Requirement: Reprint all records below exactly. No images.

(Records drawn from a dataset)
-------------------------

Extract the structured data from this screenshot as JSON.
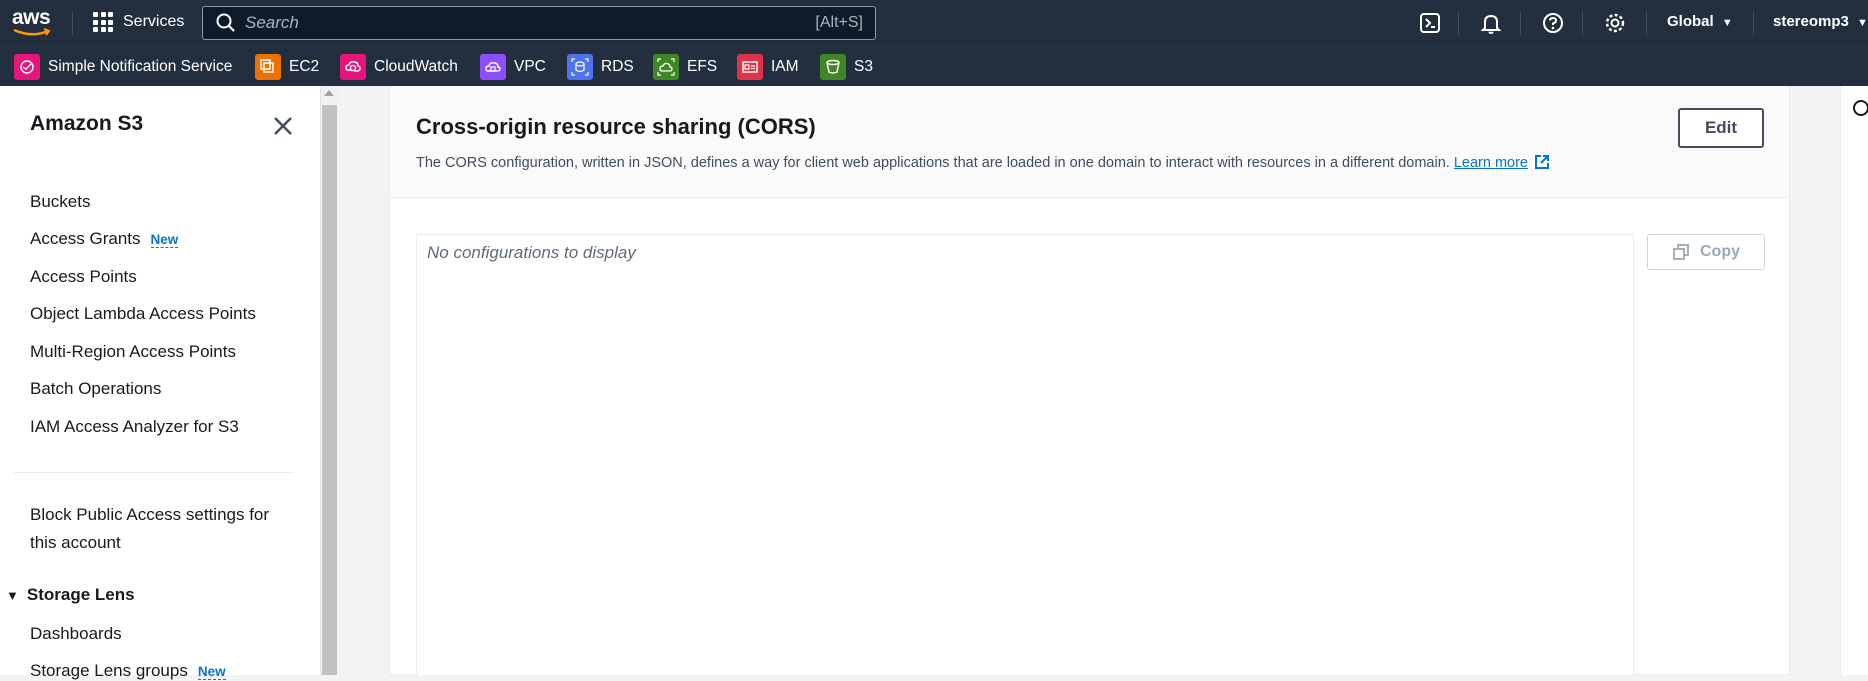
{
  "topnav": {
    "logo_text": "aws",
    "services_label": "Services",
    "search_placeholder": "Search",
    "search_shortcut": "[Alt+S]",
    "region_label": "Global",
    "user_label": "stereomp3",
    "icons": [
      "cloudshell-icon",
      "notifications-icon",
      "help-icon",
      "settings-icon"
    ]
  },
  "favorites": [
    {
      "label": "Simple Notification Service",
      "color": "#e7157b"
    },
    {
      "label": "EC2",
      "color": "#ed7100"
    },
    {
      "label": "CloudWatch",
      "color": "#e7157b"
    },
    {
      "label": "VPC",
      "color": "#8c4fff"
    },
    {
      "label": "RDS",
      "color": "#4d72f3"
    },
    {
      "label": "EFS",
      "color": "#3f8624"
    },
    {
      "label": "IAM",
      "color": "#dd344c"
    },
    {
      "label": "S3",
      "color": "#3f8624"
    }
  ],
  "sidebar": {
    "title": "Amazon S3",
    "items": [
      {
        "label": "Buckets"
      },
      {
        "label": "Access Grants",
        "badge": "New"
      },
      {
        "label": "Access Points"
      },
      {
        "label": "Object Lambda Access Points"
      },
      {
        "label": "Multi-Region Access Points"
      },
      {
        "label": "Batch Operations"
      },
      {
        "label": "IAM Access Analyzer for S3"
      }
    ],
    "block_public_line1": "Block Public Access settings for",
    "block_public_line2": "this account",
    "storage_lens": {
      "title": "Storage Lens",
      "items": [
        {
          "label": "Dashboards"
        },
        {
          "label": "Storage Lens groups",
          "badge": "New"
        }
      ]
    }
  },
  "main": {
    "title": "Cross-origin resource sharing (CORS)",
    "description": "The CORS configuration, written in JSON, defines a way for client web applications that are loaded in one domain to interact with resources in a different domain.",
    "learn_more": "Learn more",
    "edit_label": "Edit",
    "empty_text": "No configurations to display",
    "copy_label": "Copy"
  },
  "colors": {
    "nav_bg": "#232f3e",
    "link": "#0972d3"
  }
}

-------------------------

Task solution:
Extract the structured data from this screenshot as JSON.
{
  "topnav": {
    "logo_text": "aws",
    "services_label": "Services",
    "search_placeholder": "Search",
    "search_shortcut": "[Alt+S]",
    "region_label": "Global",
    "user_label": "stereomp3",
    "icons": [
      "cloudshell-icon",
      "notifications-icon",
      "help-icon",
      "settings-icon"
    ]
  },
  "favorites": [
    {
      "label": "Simple Notification Service",
      "color": "#e7157b"
    },
    {
      "label": "EC2",
      "color": "#ed7100"
    },
    {
      "label": "CloudWatch",
      "color": "#e7157b"
    },
    {
      "label": "VPC",
      "color": "#8c4fff"
    },
    {
      "label": "RDS",
      "color": "#4d72f3"
    },
    {
      "label": "EFS",
      "color": "#3f8624"
    },
    {
      "label": "IAM",
      "color": "#dd344c"
    },
    {
      "label": "S3",
      "color": "#3f8624"
    }
  ],
  "sidebar": {
    "title": "Amazon S3",
    "items": [
      {
        "label": "Buckets"
      },
      {
        "label": "Access Grants",
        "badge": "New"
      },
      {
        "label": "Access Points"
      },
      {
        "label": "Object Lambda Access Points"
      },
      {
        "label": "Multi-Region Access Points"
      },
      {
        "label": "Batch Operations"
      },
      {
        "label": "IAM Access Analyzer for S3"
      }
    ],
    "block_public_line1": "Block Public Access settings for",
    "block_public_line2": "this account",
    "storage_lens": {
      "title": "Storage Lens",
      "items": [
        {
          "label": "Dashboards"
        },
        {
          "label": "Storage Lens groups",
          "badge": "New"
        }
      ]
    }
  },
  "main": {
    "title": "Cross-origin resource sharing (CORS)",
    "description": "The CORS configuration, written in JSON, defines a way for client web applications that are loaded in one domain to interact with resources in a different domain.",
    "learn_more": "Learn more",
    "edit_label": "Edit",
    "empty_text": "No configurations to display",
    "copy_label": "Copy"
  },
  "colors": {
    "nav_bg": "#232f3e",
    "link": "#0972d3"
  }
}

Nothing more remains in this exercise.